Elevated Iron Levels in Machine-Grinded Cassava (Manihot esculenta, Euphorbiaceae) in Iwo, Southwest Nigeria as Determined by Atomic Absorption Spectrometry

Oladipo Olukunle Adejumo, Oluwadara Abosede Oyelowo, Olufunmilayo Ebunoluwa Adejumo


The potential of trace amounts of elements to contaminate food during processing in some local communities of Nigeria has since been a subject of concern. In Iwo, South West Nigeria, the processing method of converting the highly perishable cassava tubers to more stable products such as the roasted granular product, Gari involves grating/grinding of peeled cassava tubers and this process is suspected to introduce trace elements into the final product. This study determined and compared the levels of trace elements in peeled and machine-grinded cassava tuber samples. Peeled cassava tuber samples and machine-grinded cassava tuber samples were collected, prepared by acid digestion and filtration. Elemental analysis was carried out using PG-990 Atomic Absorption Spectrophotometer in the flame configuration mode. Iron (9.500 ± 0.025 mg/kg), Copper (11.200 ± 0.025 mg/kg) and Magnesium (251.317 ± 0.038 mg/kg) were present in the peeled cassava tubers; while for the machine-grinded cassava tubers, Iron (63.075 ± 0.025 mg/kg), Copper (11.650 ± 0.025 mg/kg), Magnesium (250.500 ± 0.250 mg/kg) and Manganese (0.650 ± 0.025 mg/kg) in addition were present.
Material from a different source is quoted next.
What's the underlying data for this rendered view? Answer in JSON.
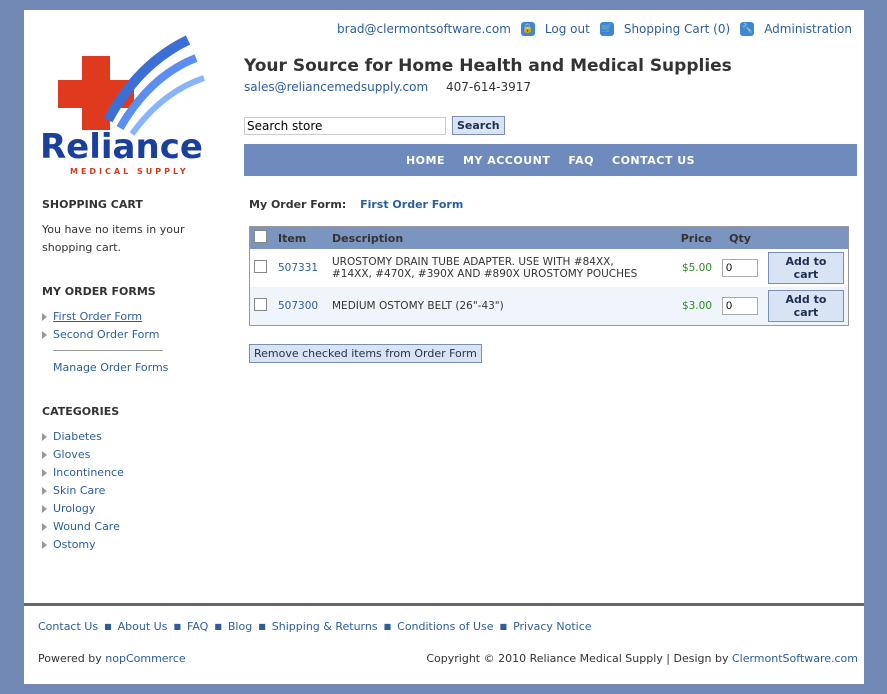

Comparison of these results revealed that Iron concentrations for machine-grinded cassava tubers were significantly higher than peeled cassava tubers (p < 0.05). This result suggests that the grinding process during cassava preparation might have introduced Iron, a trace element contaminant to the product (Gari). This report reveal that the appropriate health authorities and regulatory agencies need to set limits with a view of safeguarding consumers’ health.

Full Text:


DOI: https://doi.org/10.5296/jfs.v8i1.15287


  • There are currently no refbacks.

Copyright (c) 2018 Oladipo Olukunle Adejumo, Oluwadara Abosede Oyelowo, Olufunmilayo Ebunoluwa Adejumo

Creative Commons License
This work is licensed under a Creative Commons Attribution 4.0 International License.

Journal of Food Studies (ISSN 2166-1073)

Copyright © Macrothink Institute  

To make sure that you can receive messages from us, please add the 'macrothink.org' domain to your e-mail 'safe list'. If you do not receive e-mail in your 'inbox', check your 'bulk mail' or 'junk mail' folders. If you have any questions, please contact: jfs@macrothink.org